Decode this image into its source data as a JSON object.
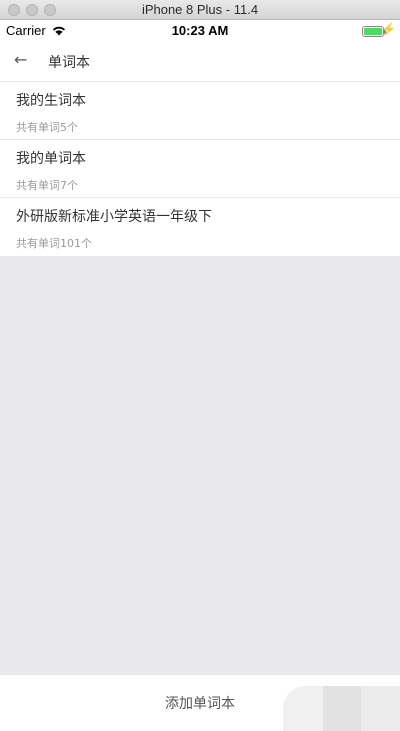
{
  "simulator": {
    "title": "iPhone 8 Plus - 11.4"
  },
  "status_bar": {
    "carrier": "Carrier",
    "time": "10:23 AM"
  },
  "nav": {
    "title": "单词本"
  },
  "wordbooks": [
    {
      "name": "我的生词本",
      "count": "共有单词5个"
    },
    {
      "name": "我的单词本",
      "count": "共有单词7个"
    },
    {
      "name": "外研版新标准小学英语一年级下",
      "count": "共有单词101个"
    }
  ],
  "bottom": {
    "add_label": "添加单词本"
  },
  "colors": {
    "battery": "#4cd964",
    "background": "#e9e8ed"
  }
}
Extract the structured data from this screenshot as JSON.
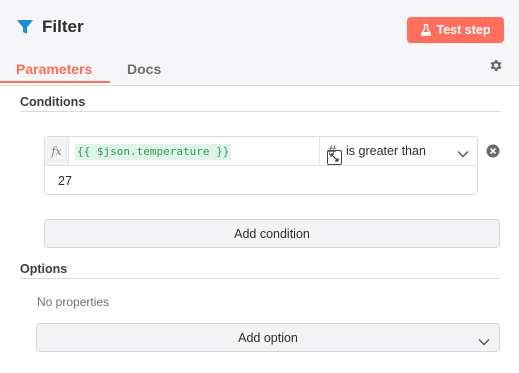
{
  "header": {
    "title": "Filter",
    "test_button": "Test step",
    "tabs": [
      {
        "label": "Parameters",
        "active": true
      },
      {
        "label": "Docs",
        "active": false
      }
    ]
  },
  "conditions": {
    "section_label": "Conditions",
    "items": [
      {
        "fx_label": "fx",
        "left_value": "{{ $json.temperature }}",
        "operator_type_symbol": "#",
        "operator": "is greater than",
        "right_value": "27"
      }
    ],
    "add_button": "Add condition"
  },
  "options": {
    "section_label": "Options",
    "empty_text": "No properties",
    "add_button": "Add option"
  },
  "colors": {
    "accent": "#ff6d5a",
    "title_icon": "#1a8cd8",
    "expression_bg": "#dff3e6",
    "expression_text": "#2e9a57"
  },
  "icons": [
    "filter-icon",
    "beaker-icon",
    "gear-icon",
    "expand-icon",
    "chevron-down-icon",
    "remove-icon"
  ]
}
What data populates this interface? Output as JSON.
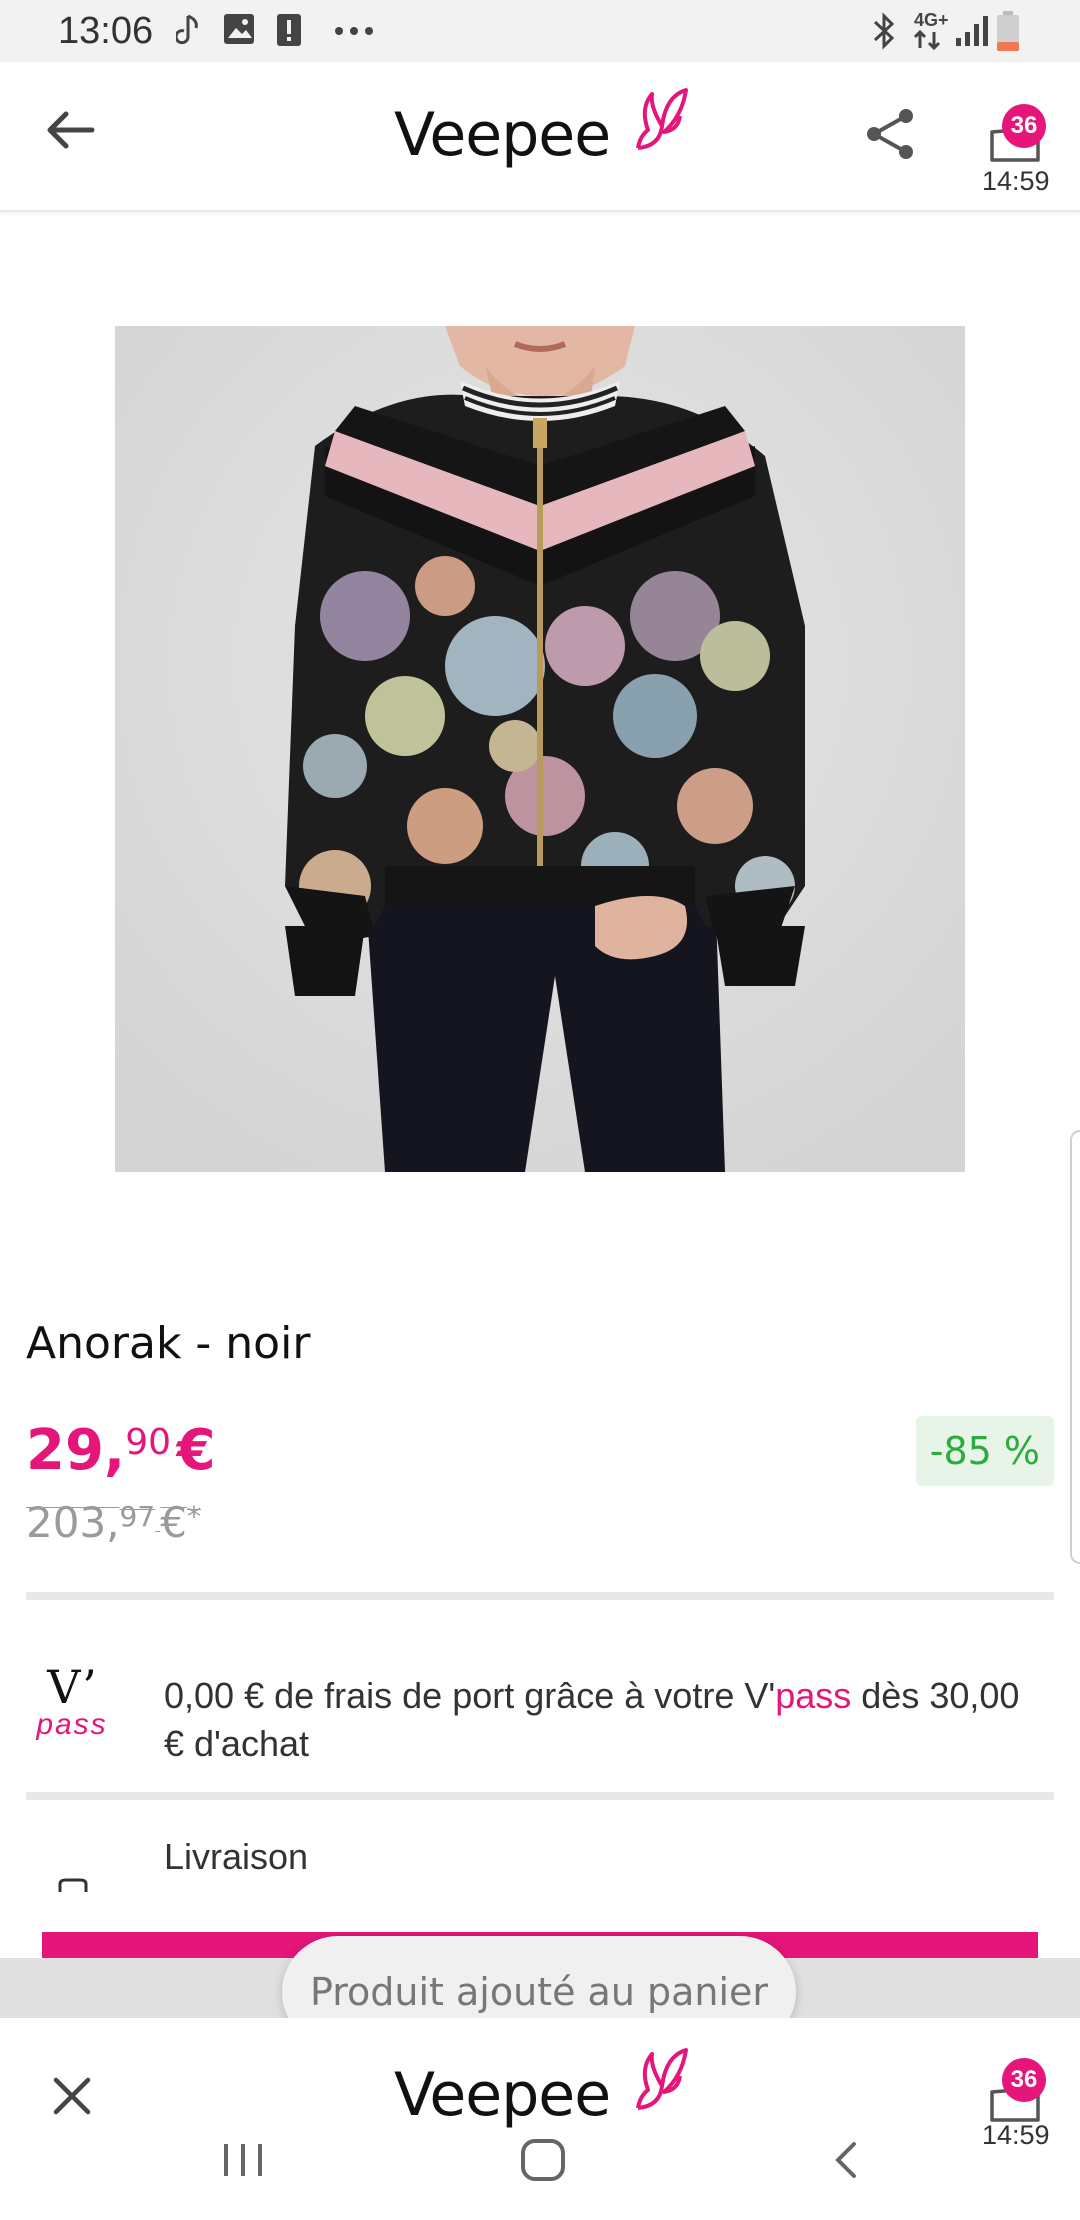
{
  "status_bar": {
    "time": "13:06",
    "left_icons": [
      "music-note-icon",
      "image-icon",
      "alert-icon",
      "more-dots-icon"
    ],
    "right_icons": [
      "bluetooth-icon",
      "4g-icon",
      "signal-icon",
      "battery-icon"
    ],
    "network": "4G+"
  },
  "header": {
    "brand": "Veepee",
    "cart_count": "36",
    "cart_timer": "14:59"
  },
  "product": {
    "title": "Anorak - noir",
    "price_int": "29,",
    "price_dec": "90",
    "price_cur": "€",
    "old_price_int": "203,",
    "old_price_dec": "97",
    "old_price_cur": "€",
    "old_price_mark": "*",
    "discount": "-85 %"
  },
  "vpass": {
    "logo_v": "V’",
    "logo_word": "pass",
    "text_before": "0,00 € de frais de port grâce à votre V'",
    "text_pink": "pass",
    "text_after": " dès 30,00 € d'achat"
  },
  "delivery": {
    "label": "Livraison"
  },
  "toast": {
    "message": "Produit ajouté au panier"
  },
  "bottom_header": {
    "brand": "Veepee",
    "cart_count": "36",
    "cart_timer": "14:59"
  },
  "colors": {
    "brand_pink": "#e5157a",
    "discount_green": "#2eaa3e",
    "discount_bg": "#e6f5e8"
  }
}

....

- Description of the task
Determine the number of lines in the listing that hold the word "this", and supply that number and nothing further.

- Output below
3